Where a line holds the word "JSON", copy that line from the data below.

Exercise data START

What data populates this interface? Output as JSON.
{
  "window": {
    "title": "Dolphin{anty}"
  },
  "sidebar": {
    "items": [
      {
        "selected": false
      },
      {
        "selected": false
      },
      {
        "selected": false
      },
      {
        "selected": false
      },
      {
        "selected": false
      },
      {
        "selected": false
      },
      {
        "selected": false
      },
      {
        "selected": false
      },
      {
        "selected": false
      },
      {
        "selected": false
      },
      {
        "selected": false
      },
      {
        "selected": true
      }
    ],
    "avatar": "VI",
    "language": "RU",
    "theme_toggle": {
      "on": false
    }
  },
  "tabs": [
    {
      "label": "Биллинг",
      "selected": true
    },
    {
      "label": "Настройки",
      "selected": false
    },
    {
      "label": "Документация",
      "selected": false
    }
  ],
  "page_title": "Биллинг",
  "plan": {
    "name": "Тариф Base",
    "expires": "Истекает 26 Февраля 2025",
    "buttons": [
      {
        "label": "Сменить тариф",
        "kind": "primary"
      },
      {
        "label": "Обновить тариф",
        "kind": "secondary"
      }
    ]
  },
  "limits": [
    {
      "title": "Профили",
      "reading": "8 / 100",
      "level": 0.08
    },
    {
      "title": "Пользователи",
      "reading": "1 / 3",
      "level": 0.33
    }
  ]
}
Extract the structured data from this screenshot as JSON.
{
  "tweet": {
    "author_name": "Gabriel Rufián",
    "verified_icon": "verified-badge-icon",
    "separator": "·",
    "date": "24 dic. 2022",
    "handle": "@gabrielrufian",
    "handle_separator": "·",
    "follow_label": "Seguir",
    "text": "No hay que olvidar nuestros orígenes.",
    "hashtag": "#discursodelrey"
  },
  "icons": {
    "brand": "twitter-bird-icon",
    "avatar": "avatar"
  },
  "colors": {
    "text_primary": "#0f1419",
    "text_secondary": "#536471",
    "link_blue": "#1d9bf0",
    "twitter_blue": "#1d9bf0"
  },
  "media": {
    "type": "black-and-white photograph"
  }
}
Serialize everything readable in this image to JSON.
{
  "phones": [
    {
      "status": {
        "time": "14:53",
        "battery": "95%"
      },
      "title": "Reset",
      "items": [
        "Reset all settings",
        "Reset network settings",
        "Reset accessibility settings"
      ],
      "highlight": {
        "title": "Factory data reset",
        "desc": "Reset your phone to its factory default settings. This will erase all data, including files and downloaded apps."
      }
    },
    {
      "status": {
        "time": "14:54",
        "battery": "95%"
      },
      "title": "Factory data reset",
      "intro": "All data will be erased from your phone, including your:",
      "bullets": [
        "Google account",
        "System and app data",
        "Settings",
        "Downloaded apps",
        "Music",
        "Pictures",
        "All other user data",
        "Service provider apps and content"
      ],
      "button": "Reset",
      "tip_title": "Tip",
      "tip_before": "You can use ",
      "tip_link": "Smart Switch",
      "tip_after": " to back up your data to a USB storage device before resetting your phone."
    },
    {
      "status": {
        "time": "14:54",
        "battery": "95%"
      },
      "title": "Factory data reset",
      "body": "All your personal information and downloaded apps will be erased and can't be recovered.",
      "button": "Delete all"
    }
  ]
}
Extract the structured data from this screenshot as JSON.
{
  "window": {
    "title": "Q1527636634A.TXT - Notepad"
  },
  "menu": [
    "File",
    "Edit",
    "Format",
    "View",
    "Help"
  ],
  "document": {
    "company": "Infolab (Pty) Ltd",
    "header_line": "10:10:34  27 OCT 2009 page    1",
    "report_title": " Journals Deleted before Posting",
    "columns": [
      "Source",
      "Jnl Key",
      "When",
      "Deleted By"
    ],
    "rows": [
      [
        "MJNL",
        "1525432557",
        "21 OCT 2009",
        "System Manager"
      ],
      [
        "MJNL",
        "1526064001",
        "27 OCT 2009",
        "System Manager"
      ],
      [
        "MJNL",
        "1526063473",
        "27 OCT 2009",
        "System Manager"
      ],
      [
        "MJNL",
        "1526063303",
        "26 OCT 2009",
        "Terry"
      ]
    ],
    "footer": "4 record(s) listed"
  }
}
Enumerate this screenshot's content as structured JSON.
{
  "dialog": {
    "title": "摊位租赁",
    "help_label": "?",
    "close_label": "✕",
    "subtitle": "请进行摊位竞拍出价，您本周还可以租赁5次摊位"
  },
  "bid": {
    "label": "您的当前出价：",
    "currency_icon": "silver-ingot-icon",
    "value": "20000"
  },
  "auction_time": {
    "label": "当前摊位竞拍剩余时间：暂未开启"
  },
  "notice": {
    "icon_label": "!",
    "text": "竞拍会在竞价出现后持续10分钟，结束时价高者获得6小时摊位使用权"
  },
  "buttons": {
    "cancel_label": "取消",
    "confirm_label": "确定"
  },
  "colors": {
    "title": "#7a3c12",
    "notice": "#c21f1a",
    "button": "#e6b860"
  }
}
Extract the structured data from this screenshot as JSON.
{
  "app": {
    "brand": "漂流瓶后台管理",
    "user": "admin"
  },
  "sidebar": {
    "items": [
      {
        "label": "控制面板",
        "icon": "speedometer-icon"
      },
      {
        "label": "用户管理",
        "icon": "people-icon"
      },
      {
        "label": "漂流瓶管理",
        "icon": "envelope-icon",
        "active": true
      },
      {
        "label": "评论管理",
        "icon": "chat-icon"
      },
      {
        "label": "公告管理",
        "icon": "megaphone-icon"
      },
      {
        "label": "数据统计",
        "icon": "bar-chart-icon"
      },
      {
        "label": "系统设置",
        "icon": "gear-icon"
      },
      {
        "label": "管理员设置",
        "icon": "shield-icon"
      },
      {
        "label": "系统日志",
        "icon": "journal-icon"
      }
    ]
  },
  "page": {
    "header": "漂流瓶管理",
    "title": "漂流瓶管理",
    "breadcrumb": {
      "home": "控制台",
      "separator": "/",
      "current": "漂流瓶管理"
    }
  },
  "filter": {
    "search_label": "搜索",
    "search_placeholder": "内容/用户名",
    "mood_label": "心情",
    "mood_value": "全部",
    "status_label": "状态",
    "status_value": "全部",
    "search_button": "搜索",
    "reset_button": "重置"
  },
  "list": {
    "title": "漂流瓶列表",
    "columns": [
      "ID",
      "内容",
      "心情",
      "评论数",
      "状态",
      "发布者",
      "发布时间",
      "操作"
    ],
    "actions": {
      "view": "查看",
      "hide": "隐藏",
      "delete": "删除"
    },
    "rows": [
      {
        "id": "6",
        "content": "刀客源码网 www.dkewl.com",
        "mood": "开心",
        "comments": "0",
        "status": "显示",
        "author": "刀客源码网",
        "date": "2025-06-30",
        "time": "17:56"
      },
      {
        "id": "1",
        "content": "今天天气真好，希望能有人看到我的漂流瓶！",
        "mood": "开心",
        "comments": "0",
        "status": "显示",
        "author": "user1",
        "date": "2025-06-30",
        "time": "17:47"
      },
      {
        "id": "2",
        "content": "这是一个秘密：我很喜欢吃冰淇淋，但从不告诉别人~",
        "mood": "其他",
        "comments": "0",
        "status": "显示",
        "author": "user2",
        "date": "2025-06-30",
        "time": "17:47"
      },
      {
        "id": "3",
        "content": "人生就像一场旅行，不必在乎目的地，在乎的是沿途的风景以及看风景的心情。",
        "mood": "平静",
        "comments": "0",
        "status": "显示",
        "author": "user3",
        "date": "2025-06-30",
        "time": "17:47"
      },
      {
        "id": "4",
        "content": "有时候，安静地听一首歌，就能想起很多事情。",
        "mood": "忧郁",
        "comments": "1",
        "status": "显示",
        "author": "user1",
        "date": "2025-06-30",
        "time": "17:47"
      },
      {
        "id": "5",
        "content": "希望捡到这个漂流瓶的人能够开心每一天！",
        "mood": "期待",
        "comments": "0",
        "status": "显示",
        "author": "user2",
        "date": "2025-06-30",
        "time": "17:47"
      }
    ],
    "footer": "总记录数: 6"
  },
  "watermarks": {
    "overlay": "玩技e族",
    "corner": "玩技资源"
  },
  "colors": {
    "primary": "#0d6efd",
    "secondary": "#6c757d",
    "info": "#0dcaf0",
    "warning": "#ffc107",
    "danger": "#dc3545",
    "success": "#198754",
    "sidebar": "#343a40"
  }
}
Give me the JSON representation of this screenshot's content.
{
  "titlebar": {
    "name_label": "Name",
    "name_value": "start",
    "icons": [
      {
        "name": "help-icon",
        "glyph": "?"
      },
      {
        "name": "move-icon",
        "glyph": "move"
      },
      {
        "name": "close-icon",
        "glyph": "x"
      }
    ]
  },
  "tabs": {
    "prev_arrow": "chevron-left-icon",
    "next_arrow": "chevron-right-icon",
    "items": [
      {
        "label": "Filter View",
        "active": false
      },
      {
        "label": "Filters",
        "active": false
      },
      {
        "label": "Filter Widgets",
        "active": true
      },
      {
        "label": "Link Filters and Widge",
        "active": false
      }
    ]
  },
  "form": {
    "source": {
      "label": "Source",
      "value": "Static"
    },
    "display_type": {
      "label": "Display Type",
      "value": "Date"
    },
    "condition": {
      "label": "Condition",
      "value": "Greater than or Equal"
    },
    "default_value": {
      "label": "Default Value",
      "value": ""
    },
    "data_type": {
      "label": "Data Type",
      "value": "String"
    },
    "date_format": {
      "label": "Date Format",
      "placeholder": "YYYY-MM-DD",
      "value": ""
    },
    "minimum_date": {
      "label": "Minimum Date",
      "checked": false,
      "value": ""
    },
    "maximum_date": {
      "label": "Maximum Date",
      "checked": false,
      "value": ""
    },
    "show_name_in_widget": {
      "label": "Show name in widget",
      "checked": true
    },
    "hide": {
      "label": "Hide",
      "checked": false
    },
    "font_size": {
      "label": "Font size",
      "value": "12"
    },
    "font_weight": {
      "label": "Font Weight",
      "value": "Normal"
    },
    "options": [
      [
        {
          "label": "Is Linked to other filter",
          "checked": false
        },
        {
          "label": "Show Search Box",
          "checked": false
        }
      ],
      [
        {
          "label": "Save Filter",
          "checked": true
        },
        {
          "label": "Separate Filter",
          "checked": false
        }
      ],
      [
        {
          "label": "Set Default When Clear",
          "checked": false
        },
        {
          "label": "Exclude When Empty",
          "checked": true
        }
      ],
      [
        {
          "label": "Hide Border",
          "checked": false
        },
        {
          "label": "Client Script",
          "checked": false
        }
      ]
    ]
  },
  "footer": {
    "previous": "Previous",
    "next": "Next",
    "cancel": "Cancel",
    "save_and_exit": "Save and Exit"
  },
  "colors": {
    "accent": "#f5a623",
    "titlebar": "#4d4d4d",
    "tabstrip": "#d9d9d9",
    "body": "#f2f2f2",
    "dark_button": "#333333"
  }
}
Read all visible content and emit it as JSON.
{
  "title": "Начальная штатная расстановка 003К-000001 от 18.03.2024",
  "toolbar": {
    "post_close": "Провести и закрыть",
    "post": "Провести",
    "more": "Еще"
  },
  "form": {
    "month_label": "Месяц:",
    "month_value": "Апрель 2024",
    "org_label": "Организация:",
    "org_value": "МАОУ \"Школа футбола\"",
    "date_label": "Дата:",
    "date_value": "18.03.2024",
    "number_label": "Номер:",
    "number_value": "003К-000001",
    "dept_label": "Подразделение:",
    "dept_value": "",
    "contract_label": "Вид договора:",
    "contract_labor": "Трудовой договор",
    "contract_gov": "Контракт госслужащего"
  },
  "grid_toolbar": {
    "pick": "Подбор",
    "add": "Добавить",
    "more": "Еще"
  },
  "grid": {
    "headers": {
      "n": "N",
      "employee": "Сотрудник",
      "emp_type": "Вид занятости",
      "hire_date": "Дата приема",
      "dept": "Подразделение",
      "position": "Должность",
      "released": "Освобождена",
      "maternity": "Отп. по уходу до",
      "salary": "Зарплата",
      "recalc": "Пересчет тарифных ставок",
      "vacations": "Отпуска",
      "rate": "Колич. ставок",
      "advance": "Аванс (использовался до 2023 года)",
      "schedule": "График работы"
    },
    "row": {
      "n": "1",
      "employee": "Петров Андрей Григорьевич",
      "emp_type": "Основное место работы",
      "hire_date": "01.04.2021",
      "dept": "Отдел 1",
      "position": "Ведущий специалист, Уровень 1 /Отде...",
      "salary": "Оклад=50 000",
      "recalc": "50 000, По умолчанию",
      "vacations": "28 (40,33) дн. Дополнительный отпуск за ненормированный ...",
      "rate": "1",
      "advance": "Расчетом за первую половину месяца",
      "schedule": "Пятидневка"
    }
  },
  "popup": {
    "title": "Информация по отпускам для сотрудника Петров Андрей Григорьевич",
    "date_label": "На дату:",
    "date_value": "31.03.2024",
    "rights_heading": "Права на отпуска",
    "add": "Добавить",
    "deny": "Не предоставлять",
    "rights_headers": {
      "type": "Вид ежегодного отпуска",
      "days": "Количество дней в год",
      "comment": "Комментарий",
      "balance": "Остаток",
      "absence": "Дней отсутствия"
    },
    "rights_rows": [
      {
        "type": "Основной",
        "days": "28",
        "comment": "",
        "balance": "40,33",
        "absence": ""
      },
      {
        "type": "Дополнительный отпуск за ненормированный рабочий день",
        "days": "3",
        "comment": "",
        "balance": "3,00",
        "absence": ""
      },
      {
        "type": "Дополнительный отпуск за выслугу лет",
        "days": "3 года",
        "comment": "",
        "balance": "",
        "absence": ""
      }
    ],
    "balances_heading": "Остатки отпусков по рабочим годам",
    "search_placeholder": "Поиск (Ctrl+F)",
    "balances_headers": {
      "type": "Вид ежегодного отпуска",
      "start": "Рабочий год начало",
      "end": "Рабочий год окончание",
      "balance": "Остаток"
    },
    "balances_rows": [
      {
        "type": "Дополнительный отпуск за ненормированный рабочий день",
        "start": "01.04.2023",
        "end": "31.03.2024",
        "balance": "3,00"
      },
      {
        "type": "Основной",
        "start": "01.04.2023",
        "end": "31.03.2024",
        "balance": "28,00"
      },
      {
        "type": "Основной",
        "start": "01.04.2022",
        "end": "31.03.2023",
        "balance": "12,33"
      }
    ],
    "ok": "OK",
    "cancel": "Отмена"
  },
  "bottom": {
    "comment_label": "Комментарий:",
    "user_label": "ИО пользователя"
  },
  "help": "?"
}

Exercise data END

● **Written response**:
What data populates this interface? Output as JSON.
Extract the structured data from this screenshot as JSON.
Serialize everything readable in this image to JSON.
Extract the structured data from this screenshot as JSON.
Enumerate this screenshot's content as structured JSON.
Extract the structured data from this screenshot as JSON.
Give me the JSON representation of this screenshot's content.
Read all visible content and emit it as JSON.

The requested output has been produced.